A Clumsy Start to the 2019 NFL Season for the Packers and Bears

This article is a very informing article about the Thursday night game between the Packers and the Bears.  At the beginning of the article, it starts off explains how Adrian Amos called the play which led to his gaming winning interception.  Then the article explains how the game was sloppy for both teams.  It describes what happened in the game to a point where if you did not watch the game, you could feel like you did to a degree.  They also used a good variety of quotes from after the game which gave good insight to how the players and coaches felt about the game.  Overall, I think this was a really good news piece on the first NFL game of the season which used facts, quotes and statistics to paint a very vivid picture.


Patriots sign Antonio Brown: 8 thoughts on New England’s All-Pro addition

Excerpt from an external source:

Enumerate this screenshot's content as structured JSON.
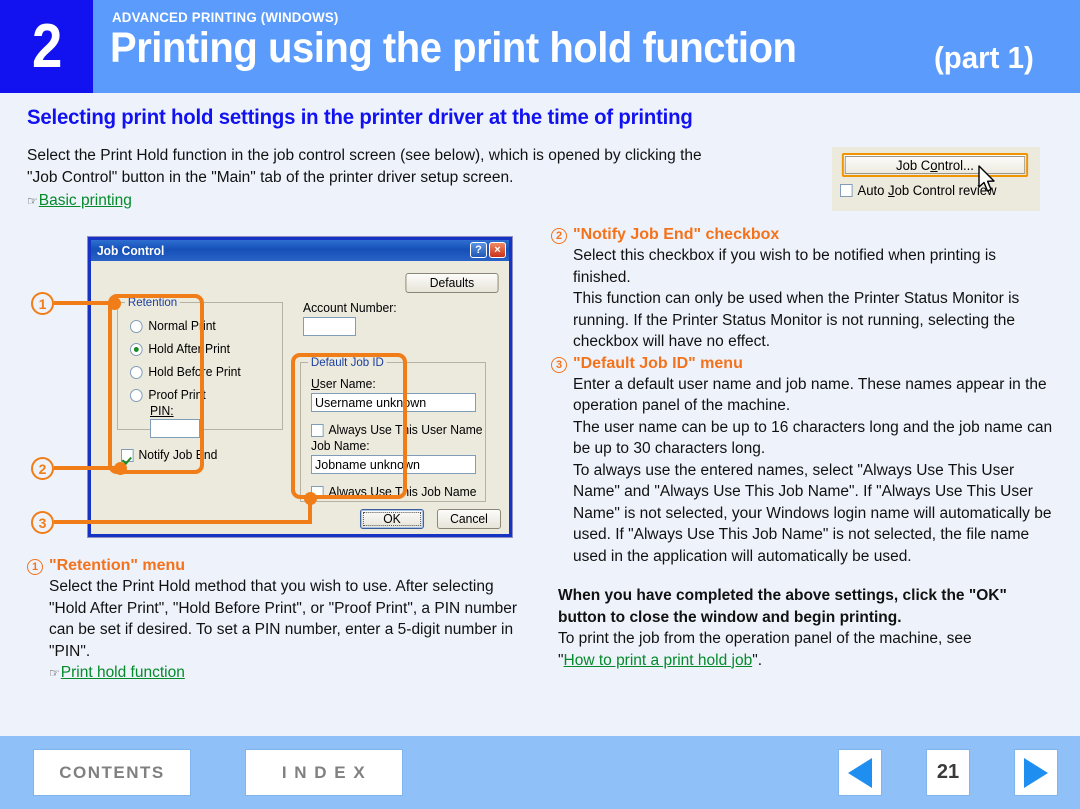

It is stated in the title that this is going to be an opinion story, eight thoughts on the Patriots signing Antonio Brown.  Before even reading the article, you know it will be some one tell you eight of their thoughts on the move.  For example, his number one thought is the Patriots could have one of the top wide receiver trios in modern NFL history.  He has no facts behind this statement, especially since the season has not started and these three wide receivers have not taken one snap together on the field. He uses statistics to back up his thought but that does not mean everyone agrees to this.  Later on in the article, his number seven thought was the Patriots should continue to run a spread offense.  That is clearly an opinion and does not need an explanation.

NFL Predictions 2019: Complete Playoff Picks, Super Bowl LIV Champion, Awards Winners

Here is another example of an opinion article.  This whole article is the MMQB Staff from Sports Illustrated talking about their playoff predictions, Super Bowl LIV Champions and award winners for the upcoming 2019-2020 season.  These 13 reporters go through and list their winners then use facts and statistics to back their opinion on these various topics.  Each of them have a graphic showing each team the believe will win in every round of the playoffs for both NFC and AFC.  After the list the winners of the NFL Awards, they give a detailed paragraph telling why they believe their opinion will be correct.